It’s important to note that RHR is just one of many indicators of heart health and overall well-being. Regular physical activity, healthy eating habits, stress management, and regular check-ups with a doctor are all important aspects of maintaining a healthy heart.
Exercise (ref. link) has been shown to lower RHR by strengthening the heart and increasing cardiovascular endurance. By engaging in regular physical activity, you can lower your RHR, reduce stress on the heart, and improve overall cardiovascular health.
There are various types of exercise that can improve resting heart rate, including aerobic exercise, strength training, and high-intensity interval training (HIIT).
Aerobic exercises, such as running, cycling, and swimming, can help improve cardiovascular fitness and lower resting heart rate (ref. link)
Strength training, such as weightlifting, can also help improve heart health by increasing muscle mass and improving insulin sensitivity.
HIIT involves alternating periods of intense exercise with periods of rest, which can help improve heart health, increase endurance, and lower resting heart rate.

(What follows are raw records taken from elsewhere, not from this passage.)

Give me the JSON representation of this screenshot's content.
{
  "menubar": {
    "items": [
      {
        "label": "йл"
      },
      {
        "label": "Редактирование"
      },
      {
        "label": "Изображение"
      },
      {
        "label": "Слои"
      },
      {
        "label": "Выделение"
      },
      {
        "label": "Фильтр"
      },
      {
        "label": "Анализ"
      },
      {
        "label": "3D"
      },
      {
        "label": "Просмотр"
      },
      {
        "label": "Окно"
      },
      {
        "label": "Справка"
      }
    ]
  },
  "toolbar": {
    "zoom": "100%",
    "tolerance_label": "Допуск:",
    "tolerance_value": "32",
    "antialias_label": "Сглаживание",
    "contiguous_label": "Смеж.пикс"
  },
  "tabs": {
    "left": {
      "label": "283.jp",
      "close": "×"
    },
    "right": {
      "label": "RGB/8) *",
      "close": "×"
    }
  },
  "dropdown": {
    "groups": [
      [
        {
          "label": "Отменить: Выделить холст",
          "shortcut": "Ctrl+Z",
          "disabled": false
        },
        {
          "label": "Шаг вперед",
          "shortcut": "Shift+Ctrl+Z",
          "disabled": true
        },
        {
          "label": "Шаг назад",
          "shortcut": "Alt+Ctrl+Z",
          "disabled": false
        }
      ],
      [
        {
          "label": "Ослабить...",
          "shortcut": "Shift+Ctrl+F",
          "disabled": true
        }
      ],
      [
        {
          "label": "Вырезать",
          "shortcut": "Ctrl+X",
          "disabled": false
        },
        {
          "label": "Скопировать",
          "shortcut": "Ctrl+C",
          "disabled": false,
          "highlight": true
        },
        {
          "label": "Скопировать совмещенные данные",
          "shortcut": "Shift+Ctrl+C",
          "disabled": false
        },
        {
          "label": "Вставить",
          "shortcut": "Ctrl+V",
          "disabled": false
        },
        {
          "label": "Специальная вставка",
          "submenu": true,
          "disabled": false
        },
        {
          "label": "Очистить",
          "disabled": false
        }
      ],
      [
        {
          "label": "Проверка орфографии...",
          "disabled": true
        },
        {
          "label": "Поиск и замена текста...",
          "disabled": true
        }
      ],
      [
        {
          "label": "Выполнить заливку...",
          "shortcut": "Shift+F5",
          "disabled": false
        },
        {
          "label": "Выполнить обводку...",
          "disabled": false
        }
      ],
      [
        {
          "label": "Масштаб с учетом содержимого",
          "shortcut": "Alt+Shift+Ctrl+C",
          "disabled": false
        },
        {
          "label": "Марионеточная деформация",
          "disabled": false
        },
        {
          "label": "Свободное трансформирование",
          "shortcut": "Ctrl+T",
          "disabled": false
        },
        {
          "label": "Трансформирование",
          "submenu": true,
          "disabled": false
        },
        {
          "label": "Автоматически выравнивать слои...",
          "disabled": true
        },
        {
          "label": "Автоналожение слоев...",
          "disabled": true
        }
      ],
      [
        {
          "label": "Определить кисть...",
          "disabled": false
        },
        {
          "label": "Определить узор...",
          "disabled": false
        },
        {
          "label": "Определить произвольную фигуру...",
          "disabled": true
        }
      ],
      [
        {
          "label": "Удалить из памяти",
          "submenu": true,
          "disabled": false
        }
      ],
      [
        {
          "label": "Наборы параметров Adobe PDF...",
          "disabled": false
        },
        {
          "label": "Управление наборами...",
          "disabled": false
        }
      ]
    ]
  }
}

Endurance training (ref. link) lowers resting heart rate.
Frequency and Intensity:
According to the American Heart Association (AHA) (ref. link), the maximum heart rate during exercise should be approximately equal to 220 minus the individual’s age.
Monitoring and improving resting heart rate is crucial for maintaining cardiovascular health. Regular monitoring provides valuable insights into your heart health and can help detect potential health issues early. Exercise plays a crucial role in achieving a healthy heart rate. Different types of exercise, such as aerobic, strength training, and HIIT, can help improve heart health, increase endurance, and lower resting heart rate. Incorporating exercise into your daily routine can be achieved by finding an activity you enjoy, making it a habit, and setting realistic goals. Regular exercise, combined with healthy habits such as a balanced diet and stress management, can help improve heart health and overall well-being.
Monitor your heart health with confidence by using the sophisticated Frontier X2 heart monitor, which tracks HRV and other vital indicators.
A Resting Heart Rate is the number of beats per minute (bpm) of the heart while at rest, typically while lying down or sitting.
A normal Resting Heart Rate for adults ranges from 60-100 bpm. For highly trained athletes, a RHR of 40-60 bpm is common and considered healthy.
You can measure your Resting Heart Rate manually by placing your index and middle finger on your wrist or neck, counting the beats you feel in 15 seconds, and then multiplying that number by 4. You can also use a pulse monitor.
Regularly monitoring your Resting Heart Rate can give you valuable information about your heart health and help you make informed decisions about your wellness routine.
Exercise, particularly aerobic and high-intensity interval training, can help improve cardiovascular fitness and lower Resting Heart Rate. Strength training can also help improve heart health and lower RHR by increasing muscle mass and improving insulin sensitivity.
Other Heart Health Topics To Explore:
Diet To Manage Heart Disease | Tips To Improve Running Stamina | Low Heart Rate Symptoms | ECG Apple Watch Series 7 | Meditation For Heart Health | Running Heart Rate Zones | Heart Rate Variability During Pregnancy | Heart Attack Pain | Family History of Heart Disease | Importance of Monitoring Heart Rate Variability
Frontier X2 :
Heart Rate Monitor USA | ECG Monitor in India | Heart Monitor ECG UK